Content starts

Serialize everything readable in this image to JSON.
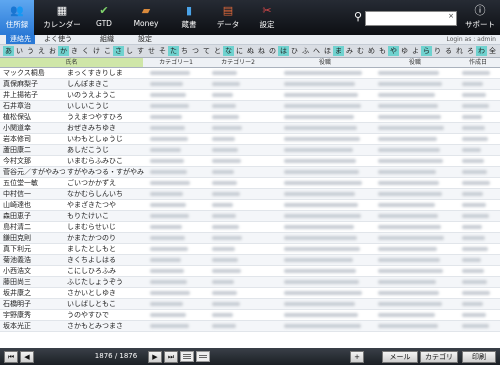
{
  "toolbar": {
    "items": [
      {
        "label": "住所録",
        "icon": "address-book-icon",
        "glyph": "👥"
      },
      {
        "label": "カレンダー",
        "icon": "calendar-icon",
        "glyph": "▦"
      },
      {
        "label": "GTD",
        "icon": "check-icon",
        "glyph": "✔"
      },
      {
        "label": "Money",
        "icon": "wallet-icon",
        "glyph": "▰"
      },
      {
        "label": "蔵書",
        "icon": "book-icon",
        "glyph": "▮"
      },
      {
        "label": "データ",
        "icon": "data-icon",
        "glyph": "▤"
      },
      {
        "label": "設定",
        "icon": "tools-icon",
        "glyph": "✂"
      }
    ],
    "support_label": "サポート",
    "support_glyph": "ⓘ",
    "search_value": "",
    "search_glyph": "⚲",
    "clear_glyph": "×"
  },
  "subbar": {
    "items": [
      "連絡先",
      "よく使う",
      "組織",
      "設定"
    ],
    "login": "Login as : admin"
  },
  "kana": [
    "あ",
    "い",
    "う",
    "え",
    "お",
    "か",
    "き",
    "く",
    "け",
    "こ",
    "さ",
    "し",
    "す",
    "せ",
    "そ",
    "た",
    "ち",
    "つ",
    "て",
    "と",
    "な",
    "に",
    "ぬ",
    "ね",
    "の",
    "は",
    "ひ",
    "ふ",
    "へ",
    "ほ",
    "ま",
    "み",
    "む",
    "め",
    "も",
    "や",
    "ゆ",
    "よ",
    "ら",
    "り",
    "る",
    "れ",
    "ろ",
    "わ",
    "全"
  ],
  "columns": {
    "name": "氏名",
    "kana": "",
    "cat1": "カテゴリー1",
    "cat2": "カテゴリー2",
    "title": "役職",
    "position": "役職",
    "created": "作成日"
  },
  "rows": [
    {
      "name": "マックス桐島",
      "kana": "まっくすきりしま"
    },
    {
      "name": "真保麻梨子",
      "kana": "しんぽまきこ"
    },
    {
      "name": "井上揚祐子",
      "kana": "いのうえようこ"
    },
    {
      "name": "石井章治",
      "kana": "いしいこうじ"
    },
    {
      "name": "植松保弘",
      "kana": "うえまつやすひろ"
    },
    {
      "name": "小関道幸",
      "kana": "おぜきみちゆき"
    },
    {
      "name": "岩本修司",
      "kana": "いわもとしゅうじ"
    },
    {
      "name": "蘆田康二",
      "kana": "あしだこうじ"
    },
    {
      "name": "今村文那",
      "kana": "いまむらふみひこ"
    },
    {
      "name": "菅谷元／すがやみつ",
      "kana": "すがやみつる・すがやみ"
    },
    {
      "name": "五位堂一敏",
      "kana": "ごいつかかずえ"
    },
    {
      "name": "中村信一",
      "kana": "なかむらしんいち"
    },
    {
      "name": "山崎達也",
      "kana": "やまざきたつや"
    },
    {
      "name": "森田恵子",
      "kana": "もりたけいこ"
    },
    {
      "name": "島村清二",
      "kana": "しまむらせいじ"
    },
    {
      "name": "鎌田克則",
      "kana": "かまたかつのり"
    },
    {
      "name": "真下利元",
      "kana": "ましたとしもと"
    },
    {
      "name": "菊池義浩",
      "kana": "きくちよしはる"
    },
    {
      "name": "小西浩文",
      "kana": "こにしひろふみ"
    },
    {
      "name": "藤田尚三",
      "kana": "ふじたしょうぞう"
    },
    {
      "name": "坂井康之",
      "kana": "さかいとしゆき"
    },
    {
      "name": "石橋明子",
      "kana": "いしばしともこ"
    },
    {
      "name": "宇野康秀",
      "kana": "うのやすひで"
    },
    {
      "name": "坂本光正",
      "kana": "さかもとみつまさ"
    }
  ],
  "footer": {
    "counter": "1876 / 1876",
    "add_glyph": "+",
    "mail_label": "メール",
    "category_label": "カテゴリ",
    "print_label": "印刷"
  }
}
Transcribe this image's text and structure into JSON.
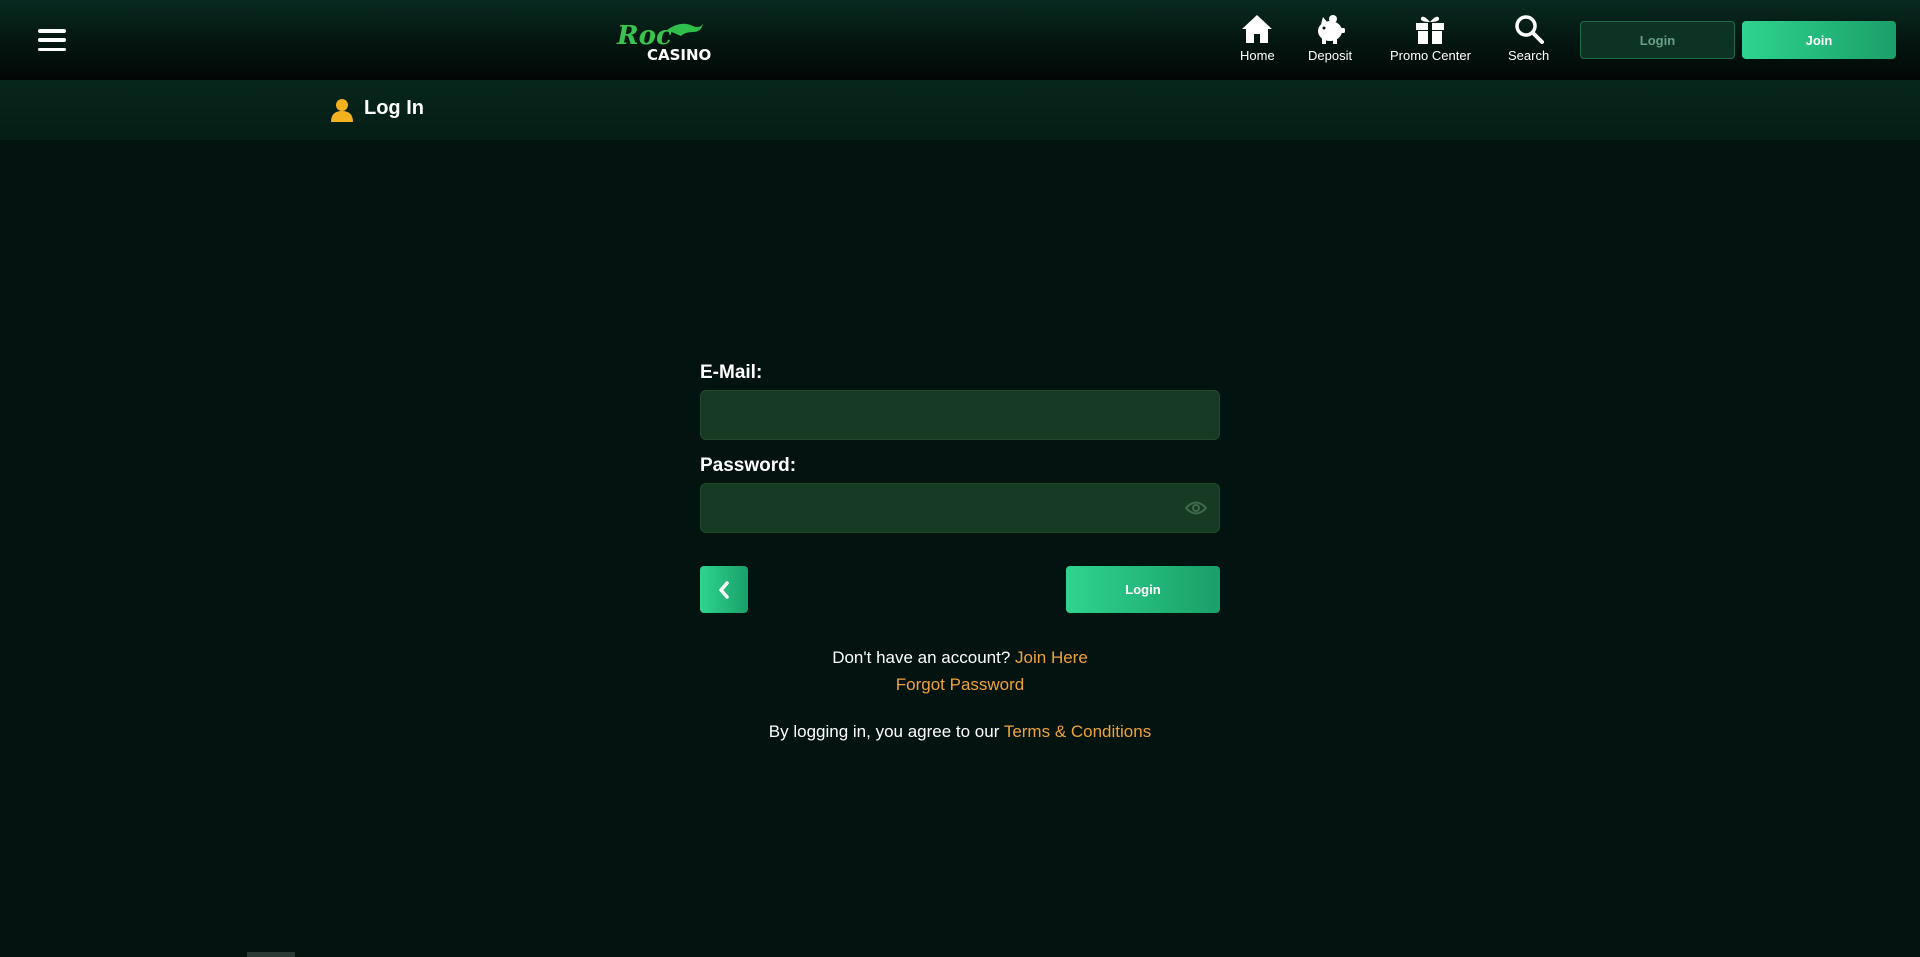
{
  "header": {
    "logo_text_top": "Roc",
    "logo_text_bottom": "CASINO",
    "nav": [
      {
        "label": "Home",
        "icon": "home-icon"
      },
      {
        "label": "Deposit",
        "icon": "piggy-bank-icon"
      },
      {
        "label": "Promo Center",
        "icon": "gift-icon"
      },
      {
        "label": "Search",
        "icon": "search-icon"
      }
    ],
    "login_label": "Login",
    "join_label": "Join"
  },
  "subbar": {
    "title": "Log In",
    "icon": "user-icon"
  },
  "form": {
    "email_label": "E-Mail:",
    "email_value": "",
    "password_label": "Password:",
    "password_value": "",
    "login_button": "Login",
    "no_account_text": "Don't have an account?",
    "join_here_link": "Join Here",
    "forgot_password_link": "Forgot Password",
    "agree_text": "By logging in, you agree to our",
    "terms_link": "Terms & Conditions"
  },
  "colors": {
    "background": "#031310",
    "accent": "#2ed48f",
    "link": "#f0a23a",
    "input_bg": "#173a24"
  }
}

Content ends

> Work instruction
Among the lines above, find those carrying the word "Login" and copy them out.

> Task output
    "login": "Login as : admin"
    "login_label": "Login",
    "login_button": "Login",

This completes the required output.